  • There is a possibility of damage to reputation. If the outsource supplier does not perform properly (for example, not manufacturing to the required quality standards and not supplying goods on time) then great damage can be done to the reputation of the organization.
  • There are issues related to non-congruent objectives and loss of managerial control. The supplier organization makes money doing things efficiently. The organization outsourcing might make money by innovation. To some extent, despite the contract, there can therefore be a difference in the objectives and core values between the two organizations.
  • Outsourcing success depends on the performance of another organization. Though there is always a dependency between buyers and sellers, outsourcing shifts more responsibility for success to the performance of the outsourcing organization. If an important outsourcing organization goes bankrupt, there can be serious consequences.

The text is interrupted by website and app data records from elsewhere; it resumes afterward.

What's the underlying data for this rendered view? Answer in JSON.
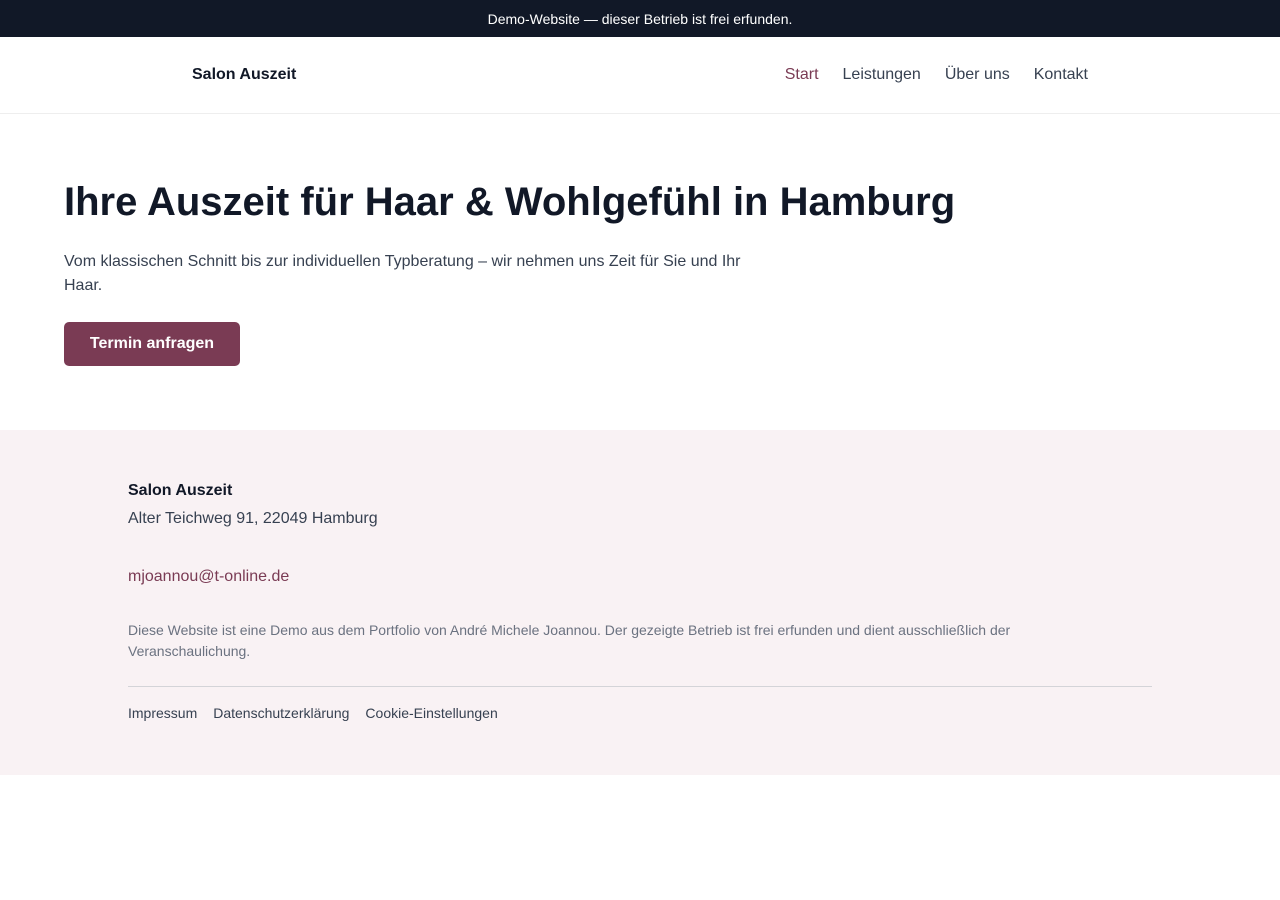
{
  "topbar": {
    "text": "Demo-Website — dieser Betrieb ist frei erfunden."
  },
  "header": {
    "brand": "Salon Auszeit",
    "nav": [
      {
        "label": "Start",
        "active": true
      },
      {
        "label": "Leistungen",
        "active": false
      },
      {
        "label": "Über uns",
        "active": false
      },
      {
        "label": "Kontakt",
        "active": false
      }
    ]
  },
  "hero": {
    "title": "Ihre Auszeit für Haar & Wohlgefühl in Hamburg",
    "text": "Vom klassischen Schnitt bis zur individuellen Typberatung – wir nehmen uns Zeit für Sie und Ihr Haar.",
    "cta_label": "Termin anfragen"
  },
  "footer": {
    "name": "Salon Auszeit",
    "address": "Alter Teichweg 91, 22049 Hamburg",
    "email": "mjoannou@t-online.de",
    "note": "Diese Website ist eine Demo aus dem Portfolio von André Michele Joannou. Der gezeigte Betrieb ist frei erfunden und dient ausschließlich der Veranschaulichung.",
    "links": [
      "Impressum",
      "Datenschutzerklärung",
      "Cookie-Einstellungen"
    ]
  },
  "colors": {
    "accent": "#7a3b54",
    "topbar_bg": "#111827",
    "footer_bg": "#f9f2f4"
  }
}
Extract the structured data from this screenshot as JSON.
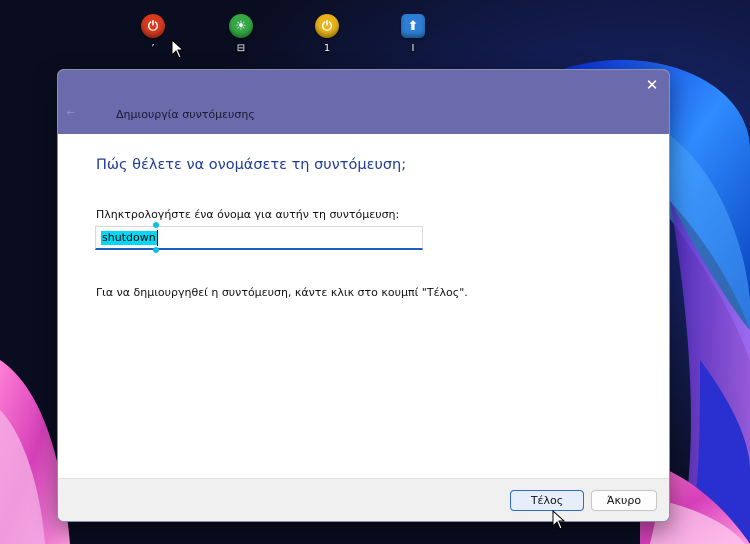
{
  "desktop": {
    "icons": [
      {
        "name": "restart-shortcut",
        "label": "’",
        "color": "#d63b1f",
        "glyph": "⏻"
      },
      {
        "name": "tool-shortcut",
        "label": "⊟",
        "color": "#35a845",
        "glyph": "☀"
      },
      {
        "name": "shutdown-shortcut-1",
        "label": "1",
        "color": "#e8b21a",
        "glyph": "⏻"
      },
      {
        "name": "update-shortcut",
        "label": "I",
        "color": "#2d7fd6",
        "glyph": "⬆"
      }
    ]
  },
  "dialog": {
    "title": "Δημιουργία συντόμευσης",
    "close_glyph": "✕",
    "back_glyph": "←",
    "heading": "Πώς θέλετε να ονομάσετε τη συντόμευση;",
    "prompt_label": "Πληκτρολογήστε ένα όνομα για αυτήν τη συντόμευση:",
    "name_value": "shutdown",
    "info_text": "Για να δημιουργηθεί η συντόμευση, κάντε κλικ στο κουμπί \"Τέλος\".",
    "finish_label": "Τέλος",
    "cancel_label": "Άκυρο"
  },
  "colors": {
    "titlebar": "#6a6aac",
    "heading": "#1f3c96",
    "selection": "#00d9f5",
    "accent": "#2b6cd1"
  }
}
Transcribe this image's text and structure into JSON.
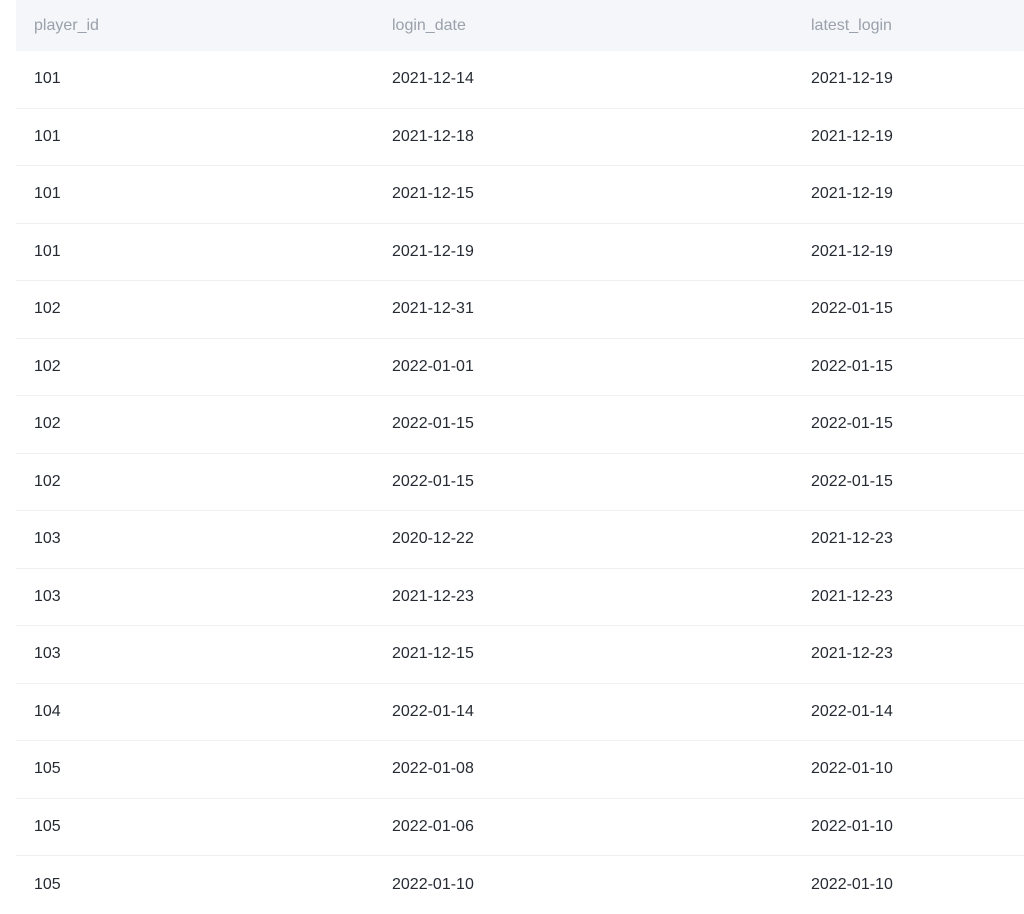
{
  "table": {
    "columns": [
      "player_id",
      "login_date",
      "latest_login"
    ],
    "rows": [
      [
        "101",
        "2021-12-14",
        "2021-12-19"
      ],
      [
        "101",
        "2021-12-18",
        "2021-12-19"
      ],
      [
        "101",
        "2021-12-15",
        "2021-12-19"
      ],
      [
        "101",
        "2021-12-19",
        "2021-12-19"
      ],
      [
        "102",
        "2021-12-31",
        "2022-01-15"
      ],
      [
        "102",
        "2022-01-01",
        "2022-01-15"
      ],
      [
        "102",
        "2022-01-15",
        "2022-01-15"
      ],
      [
        "102",
        "2022-01-15",
        "2022-01-15"
      ],
      [
        "103",
        "2020-12-22",
        "2021-12-23"
      ],
      [
        "103",
        "2021-12-23",
        "2021-12-23"
      ],
      [
        "103",
        "2021-12-15",
        "2021-12-23"
      ],
      [
        "104",
        "2022-01-14",
        "2022-01-14"
      ],
      [
        "105",
        "2022-01-08",
        "2022-01-10"
      ],
      [
        "105",
        "2022-01-06",
        "2022-01-10"
      ],
      [
        "105",
        "2022-01-10",
        "2022-01-10"
      ]
    ]
  },
  "colors": {
    "header_bg": "#f4f6f9",
    "header_text": "#9aa1ab",
    "cell_text": "#262b33",
    "divider": "#eef0f3"
  }
}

Outsourcing generally continues to be a key part of many organizations’ supply and cost management strategy. The strategy has proven to be effective but brings with it significant risks which is to be recognized and managed. In outsourcing, an organization is relying on someone else to run certain organizational functions. If not properly managed, organizations may negatively affect their operations and customers. The product or service can be outsourced, but the risk cannot.

Today, outsourcing is at a crossroads. Organizations no longer outsource only vertical business units. The new cross-functional approach follows a process horizontally throughout an organization known as business process outsourcing (BPO). Now more organizations are seeking strategic advantages based on outsource alliances. While the relentless push to operate more efficiently remains the driving force behind outsourcing, it has also become a competitive, strategic marketplace tool, allowing organizations to improve response times and develop new products faster than ever. Once focused just on reducing expenses, today’s outsourcing initiatives are likely to help organizations to do things which they previously could not do.

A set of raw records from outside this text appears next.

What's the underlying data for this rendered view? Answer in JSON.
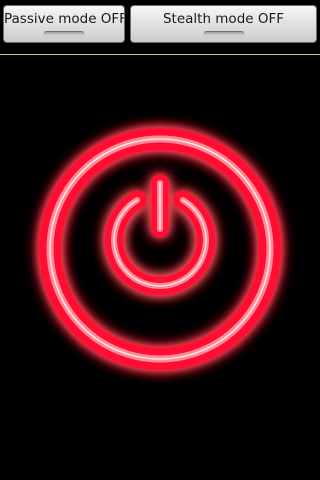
{
  "toolbar": {
    "passive_label": "Passive mode OFF",
    "stealth_label": "Stealth mode OFF"
  },
  "power_button": {
    "icon": "power-icon",
    "color": "#ff1030",
    "state": "off"
  },
  "colors": {
    "background": "#000000",
    "divider": "#b8d47a",
    "glow": "#ff1030",
    "button_bg": "#dedede"
  }
}
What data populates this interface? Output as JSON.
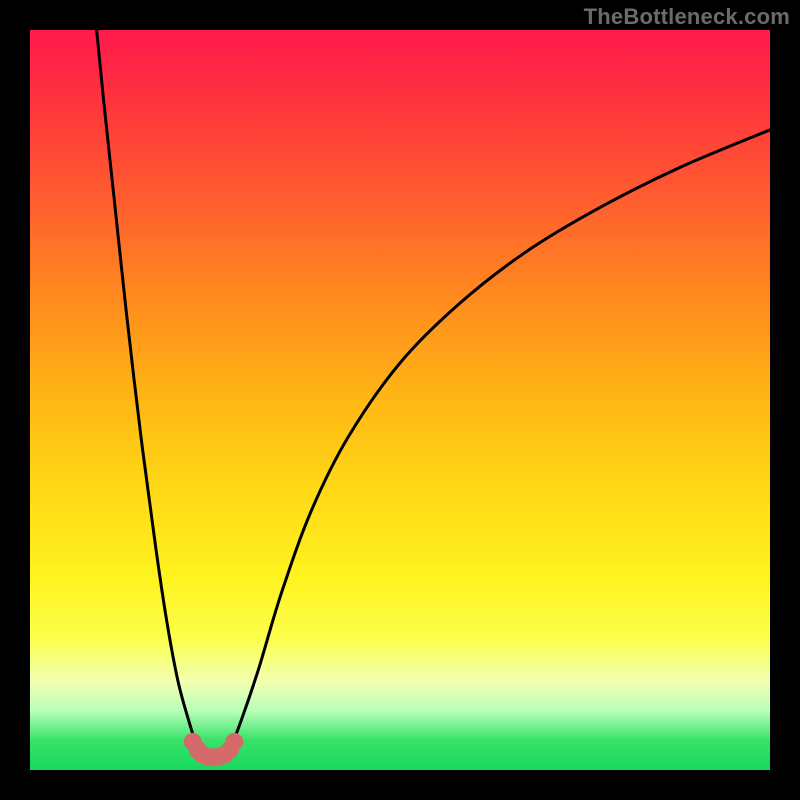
{
  "watermark": "TheBottleneck.com",
  "colors": {
    "frame": "#000000",
    "curve": "#000000",
    "marker": "#d46a6a",
    "gradient_top": "#ff1a4d",
    "gradient_bottom": "#16d95c"
  },
  "chart_data": {
    "type": "line",
    "title": "",
    "xlabel": "",
    "ylabel": "",
    "xlim": [
      0,
      100
    ],
    "ylim": [
      0,
      100
    ],
    "grid": false,
    "series": [
      {
        "name": "left-branch",
        "x": [
          9.0,
          10.0,
          11.5,
          13.0,
          15.0,
          17.0,
          18.5,
          20.0,
          21.5,
          22.5,
          23.3
        ],
        "y": [
          100.0,
          90.0,
          76.0,
          62.0,
          45.0,
          30.0,
          20.0,
          12.0,
          6.5,
          3.5,
          2.3
        ]
      },
      {
        "name": "right-branch",
        "x": [
          26.3,
          27.5,
          29.0,
          31.0,
          34.0,
          38.0,
          43.0,
          50.0,
          58.0,
          67.0,
          77.0,
          88.0,
          100.0
        ],
        "y": [
          2.3,
          4.0,
          8.0,
          14.0,
          24.0,
          35.0,
          45.0,
          55.0,
          63.0,
          70.0,
          76.0,
          81.5,
          86.5
        ]
      },
      {
        "name": "valley-markers",
        "x": [
          22.0,
          22.7,
          23.3,
          24.0,
          24.8,
          25.5,
          26.3,
          27.0,
          27.6
        ],
        "y": [
          3.8,
          2.7,
          2.1,
          1.8,
          1.7,
          1.8,
          2.1,
          2.7,
          3.8
        ]
      }
    ],
    "annotations": []
  }
}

One of the impediments for outsourcing is that the outsourced organization is lacking the knowledge of the outsourcing organization’s environment, both internally and externally. Of course, with good collaboration, communication and patience, this impediment can be easily removed. A second impediment can be an incorrect definition of the objective of outsourcing an activity, after a serious analysis of the outsourcing decision. Decision need to be made taking into account both benefits and other considerations. Other considerations can be poor alignment of objectives, response time and control of quality by various means, and the difference in mentality between ‘the organizational employees’ and ‘outsource colleagues’ level of personal pride to compensation packages.

Outsourcing results are not immediate. Most organizations had a 20 % decline in labour productivity in the first year of an outsourcing contract, mainly because of time spent on knowledge transfer to the outsourcing provider. After bringing their customer and supplier knowledge and goals to the required level, they can work together more effectively, thereby generating cost savings.

Leave a Comment